“A number of the Iranian drones have already been shot down by the Ukrainian military, but there are reports of them being used successfully against the US-supplied High-Mobility Artillery Rocket Systems that have been indispensable to Ukrainian forces,” he said.
Indeed, the GPS-guided Shahed-136 has proven remarkably accurate, as demonstrated by the “recent Ukrainian admission that Shaheds have struck artillery batteries as well as stationary targets like buildings in Odesa,” said Bendett.
However, the drone model lacks sophisticated electronics, and a robust electronic warfare defense “can interfere with their operation,” he added.
It would be wrong to underestimate the significant advantages drone technology can bring to the battlefield.
According to Rogers, the Shahed-136 is comparable to a modern cruise missile “in that it can hit targets with precision and explode on impact but differs in the fact that it can remain airborne, survey the battlefield and adjust its target in reaction to developments on the ground.
“It can also be used in a multi-drone ‘swarming’ deployment to saturate ground defenses, opening the floodgates — so to speak — to a range of other missiles and rockets,” he said.
Bendett likewise believes the Shahed-136 has given the Russian military the ability “to launch long-range loitering munitions at targets in large numbers at different tactical and operational depths.”
This is significant because it is “something they have struggled to do in the preceding months given their limited stocks of domestic loitering and combat drones.”
He added: “Russia also gains valuable lessons from Iran’s own use of these drones via their multiple proxies across the Middle East, possibly adding to new tactics and procedures in Ukraine.”
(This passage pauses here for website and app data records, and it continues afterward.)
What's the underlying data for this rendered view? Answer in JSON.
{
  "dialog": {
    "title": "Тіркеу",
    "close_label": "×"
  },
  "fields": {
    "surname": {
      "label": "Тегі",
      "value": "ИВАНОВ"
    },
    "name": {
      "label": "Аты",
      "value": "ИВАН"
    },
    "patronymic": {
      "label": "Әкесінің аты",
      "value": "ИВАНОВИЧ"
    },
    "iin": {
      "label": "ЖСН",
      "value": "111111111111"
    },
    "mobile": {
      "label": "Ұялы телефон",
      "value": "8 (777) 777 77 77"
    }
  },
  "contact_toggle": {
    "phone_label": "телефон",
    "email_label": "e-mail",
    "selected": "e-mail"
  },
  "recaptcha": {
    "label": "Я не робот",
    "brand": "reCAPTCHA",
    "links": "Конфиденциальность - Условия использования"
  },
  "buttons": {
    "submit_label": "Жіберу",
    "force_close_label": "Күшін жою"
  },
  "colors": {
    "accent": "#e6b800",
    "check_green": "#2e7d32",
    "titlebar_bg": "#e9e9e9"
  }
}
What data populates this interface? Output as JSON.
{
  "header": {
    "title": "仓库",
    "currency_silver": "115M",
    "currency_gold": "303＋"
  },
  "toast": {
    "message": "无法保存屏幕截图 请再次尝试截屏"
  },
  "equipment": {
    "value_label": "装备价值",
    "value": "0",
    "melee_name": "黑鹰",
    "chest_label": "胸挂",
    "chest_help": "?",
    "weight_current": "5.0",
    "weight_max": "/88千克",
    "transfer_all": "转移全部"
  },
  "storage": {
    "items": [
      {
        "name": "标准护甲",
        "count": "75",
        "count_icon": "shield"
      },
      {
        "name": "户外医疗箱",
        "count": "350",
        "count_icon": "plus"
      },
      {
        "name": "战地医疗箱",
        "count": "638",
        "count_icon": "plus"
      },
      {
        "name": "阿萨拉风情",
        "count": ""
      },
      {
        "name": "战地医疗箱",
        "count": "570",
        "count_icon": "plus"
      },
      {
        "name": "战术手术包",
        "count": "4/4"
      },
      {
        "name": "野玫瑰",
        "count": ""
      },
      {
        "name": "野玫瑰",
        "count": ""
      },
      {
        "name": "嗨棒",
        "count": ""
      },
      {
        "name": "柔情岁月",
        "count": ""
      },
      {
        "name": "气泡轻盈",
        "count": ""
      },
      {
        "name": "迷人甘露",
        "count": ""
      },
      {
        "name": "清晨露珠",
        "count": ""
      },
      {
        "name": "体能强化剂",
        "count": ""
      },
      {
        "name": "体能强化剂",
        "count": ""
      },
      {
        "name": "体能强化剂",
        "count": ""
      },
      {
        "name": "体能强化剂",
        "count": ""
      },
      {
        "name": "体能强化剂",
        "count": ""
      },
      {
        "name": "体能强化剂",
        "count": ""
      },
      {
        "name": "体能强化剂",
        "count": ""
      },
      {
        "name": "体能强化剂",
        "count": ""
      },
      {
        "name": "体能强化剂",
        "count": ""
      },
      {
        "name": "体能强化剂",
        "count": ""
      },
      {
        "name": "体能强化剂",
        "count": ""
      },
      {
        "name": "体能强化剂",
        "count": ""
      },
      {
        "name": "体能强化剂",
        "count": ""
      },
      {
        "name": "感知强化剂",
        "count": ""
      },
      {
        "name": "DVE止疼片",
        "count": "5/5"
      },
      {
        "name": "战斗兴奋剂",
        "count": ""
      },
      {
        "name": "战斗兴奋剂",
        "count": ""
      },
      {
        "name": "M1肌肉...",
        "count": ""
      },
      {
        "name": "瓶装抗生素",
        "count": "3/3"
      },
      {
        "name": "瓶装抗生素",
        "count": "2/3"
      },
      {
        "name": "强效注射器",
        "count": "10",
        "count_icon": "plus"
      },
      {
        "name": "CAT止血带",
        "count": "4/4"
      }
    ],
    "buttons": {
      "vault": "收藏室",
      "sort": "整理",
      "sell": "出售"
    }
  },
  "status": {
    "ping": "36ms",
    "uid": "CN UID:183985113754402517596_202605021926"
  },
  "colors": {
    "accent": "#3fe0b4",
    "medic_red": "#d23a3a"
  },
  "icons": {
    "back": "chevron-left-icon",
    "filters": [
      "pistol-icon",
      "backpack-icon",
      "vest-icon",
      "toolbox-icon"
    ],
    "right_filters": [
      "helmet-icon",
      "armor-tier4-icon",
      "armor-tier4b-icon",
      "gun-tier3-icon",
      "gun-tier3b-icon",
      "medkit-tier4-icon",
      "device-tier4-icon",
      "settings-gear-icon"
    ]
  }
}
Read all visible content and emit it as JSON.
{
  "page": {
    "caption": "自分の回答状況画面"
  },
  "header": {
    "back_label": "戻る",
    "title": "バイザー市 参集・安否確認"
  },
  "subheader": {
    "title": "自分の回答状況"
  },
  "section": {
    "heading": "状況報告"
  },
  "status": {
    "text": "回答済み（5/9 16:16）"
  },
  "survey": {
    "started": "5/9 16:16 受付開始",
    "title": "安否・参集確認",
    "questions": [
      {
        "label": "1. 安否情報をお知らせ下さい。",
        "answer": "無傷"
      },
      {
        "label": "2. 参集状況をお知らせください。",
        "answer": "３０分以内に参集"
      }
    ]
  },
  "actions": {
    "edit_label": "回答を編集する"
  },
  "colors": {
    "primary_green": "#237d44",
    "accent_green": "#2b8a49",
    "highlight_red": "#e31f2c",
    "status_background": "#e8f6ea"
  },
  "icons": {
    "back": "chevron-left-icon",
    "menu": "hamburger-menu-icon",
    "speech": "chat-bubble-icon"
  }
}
Aside from providing Russia with lessons and doctrines, these drones also serve as substitutes for Russia’s depleting stockpile of cruise missiles, which will likely take Moscow years to replenish to pre-war levels.
“With trade restrictions and embargoes placed on Russia, the military has found it hard to replace lost military assets,” said Rogers.
“This is why the convenient arrangement with Iran has emerged. It allows Russia to obtain military capabilities it has run low on or does not have the supplies to produce.”
The more battle testing Iran’s drones rack up in Ukraine and across the Middle East, the more sophisticated they are likely to become. That is why Heras believes both Kyiv and Riyadh need to enhance their air defenses to adequately deal with this threat.
“The Ukrainians have used portable anti-air missiles fired by infantry or vehicles to shoot down the Iranian-made Russian drones, albeit with a mix of success and failure,” he said.
In recent years, Saudi Arabia has expended a large number of expensive Patriot interceptor missiles, which cost millions of dollars per shot, against Houthi drones that cost mere thousands to manufacture.
“Eventually, Israeli- and American-developed anti-air systems intended for smaller rocket types could be useful for both Ukraine and Saudi Arabia,” said Heras.
“Especially for Saudi Arabia, which would need these defenses to protect strategic targets that the Houthis prefer to strike.”